"Entekra is very strategic to us. I’m really pleased with the progress we’ve made in that business over this past year. But I think that they’re speaking  a step change, Mark, there’s a step change needed. I believe we have validated market acceptance. I’ve said that on this call before, but we really have to bring a level of confidence in to [ad]just the overall operations of that business and the delivery of the value proposition.

So we made a couple of moves in the quarter. One that we mentioned on the call, we did one of our very experienced plant managers into the Modesto facility is now the plant manager. And then as we talked about, we’re moving Neil over there to be President. So we see this as a very significant strategic opportunity for us. We think the timing is right to really put some concentrated resources on it. Obviously, Neil has a great track record over his tenure in siding of growing that business and building a really strong team that was capable of doing that.

And we want to kind of lift and place him over in Entekra to see the same kind of rapid business improvement. And then we’re very blessed to have a strong bench... I guess the nature of your question, [is] what does this say about Entekra.

It says that we see it as a huge opportunity, and we’re really getting serious about getting a manufacturing competency so that we can continue to grow that business. We’ll probably – we’ll have revenue in the business of around $100 million this year of Entekra. We’re close to breakeven EBITDA, particularly in the second half of the year. So, I mean, $100 million from zero, 18 months ago, does show that the revenue generation capacity of this business. And so we’re excited about turning that into a growth engine that is creating value."

As everybody knows, a lot has happened since Q3 2021.

But the question is, what happened that caused a steady upward trajectory for the young company to sputter so fast and cause a "huge opportunity" to lose its appeal as a business?

A weighted combination of the following factors likely played a role in Entekra's untimely demise

  • A broad-based sharp upward turn in capital costs exposed risks to the extensive resource allocation required to scale the Entekra business, causing LP to double-down focus on its OSC and siding lines of business solutions.
  • Uncertainty and volatility in residential construction demand, with an overshadowing economic downturn impacting near-term revenue.
  • Micro-mismanagement of Entekra's value-creation capability, reflecting LP's lack of direct skills and experience with integrated offsite framing and distribution processes.

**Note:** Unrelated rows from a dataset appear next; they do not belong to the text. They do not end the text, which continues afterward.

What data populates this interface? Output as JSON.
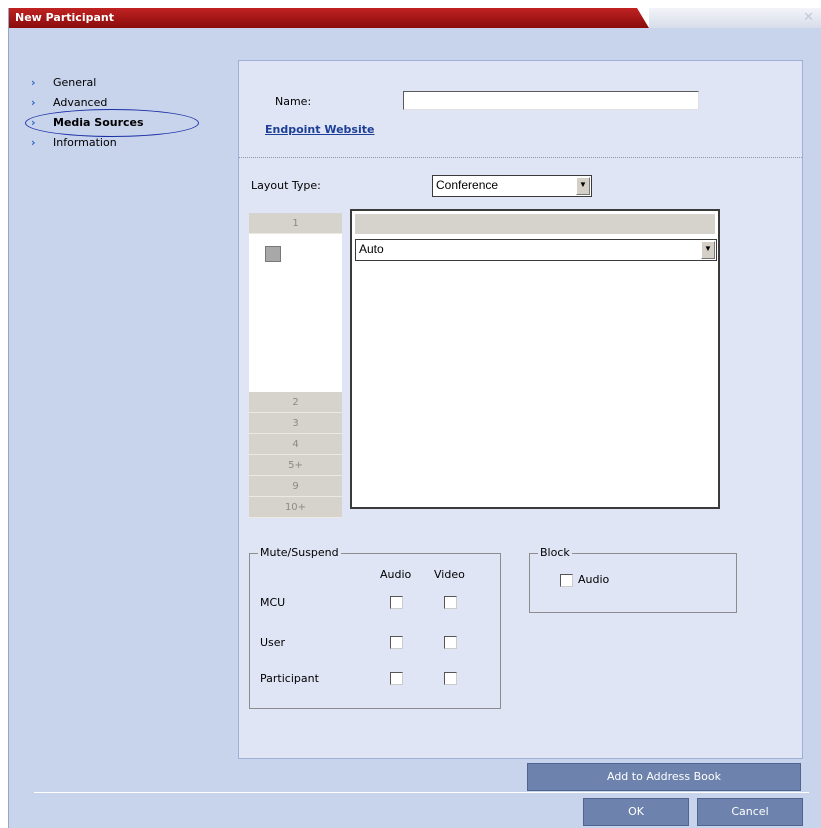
{
  "window": {
    "title": "New Participant",
    "close_icon": "close-icon"
  },
  "nav": {
    "items": [
      {
        "label": "General",
        "icon": "chevron-right-icon",
        "active": false
      },
      {
        "label": "Advanced",
        "icon": "chevron-right-icon",
        "active": false
      },
      {
        "label": "Media Sources",
        "icon": "chevron-right-icon",
        "active": true
      },
      {
        "label": "Information",
        "icon": "chevron-right-icon",
        "active": false
      }
    ]
  },
  "form": {
    "name_label": "Name:",
    "name_value": "",
    "endpoint_link": "Endpoint Website",
    "layout_type_label": "Layout Type:",
    "layout_type_value": "Conference",
    "layout_buttons": [
      "1",
      "2",
      "3",
      "4",
      "5+",
      "9",
      "10+"
    ],
    "cell_source_value": "Auto"
  },
  "mute": {
    "legend": "Mute/Suspend",
    "col_audio": "Audio",
    "col_video": "Video",
    "rows": [
      {
        "label": "MCU",
        "audio": false,
        "video": false
      },
      {
        "label": "User",
        "audio": false,
        "video": false
      },
      {
        "label": "Participant",
        "audio": false,
        "video": false
      }
    ]
  },
  "block": {
    "legend": "Block",
    "audio_label": "Audio",
    "audio": false
  },
  "buttons": {
    "add_to_address_book": "Add to Address Book",
    "ok": "OK",
    "cancel": "Cancel"
  },
  "colors": {
    "title_bar": "#a51515",
    "window_bg": "#c8d3ec",
    "panel_bg": "#dfe5f5",
    "button_bg": "#6d82ac"
  }
}
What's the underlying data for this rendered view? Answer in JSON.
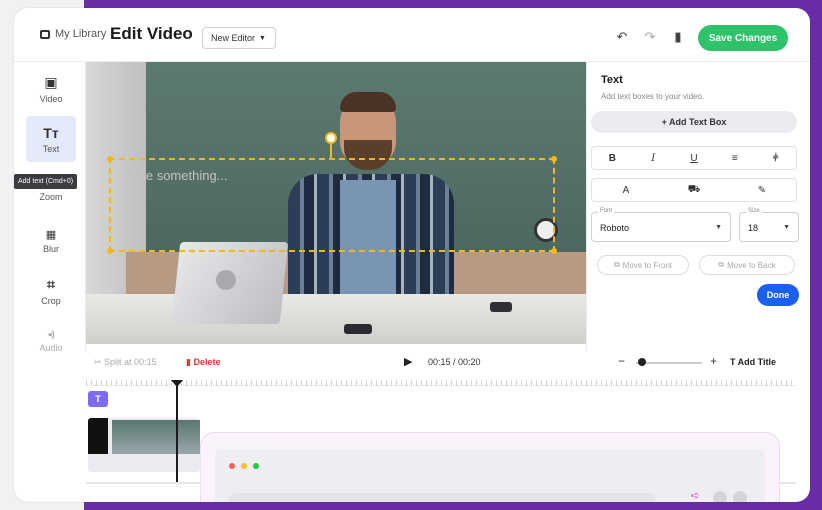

While LP's intention was to give Entekra a true-up in proven LP corporate strategic success in its leadership and upper management selections, it may be that those leadership team choices – lacking any direct experience in the complex value creation stream that integrated offsite construction systems – made missteps in the process of trying to find the growth path.  The tireless evangelism and relationships-network-building of founder Gerry McCaughey was very likely conspicuous in its absence when it came to building the firm's book of business over the past 18 months.

We'd suggested here a little over one month ago that the end of low interest rate policy days, disrupted access to credit, higher costs of capital, and less patient capital would begin to cull residential construction's robust stream of innovative construction technology platforms and enterprises.

At that time, we didn't envision one of the earlier casualties in such a shake-out would be Entekra, which had succeeded in beginning to penetrate long-held skepticism and doubt to prove itself as a practical building enclosure production system that could scale at some level of local volume.

We'll have more about this important story over the next week or so. While it may serve as a harbinger of further shake-out in homebuilding and residential real estate's pathway to transformative building solutions, Entekra's shut-down should by no means signal a blow to full-stack offsite and modular production itself.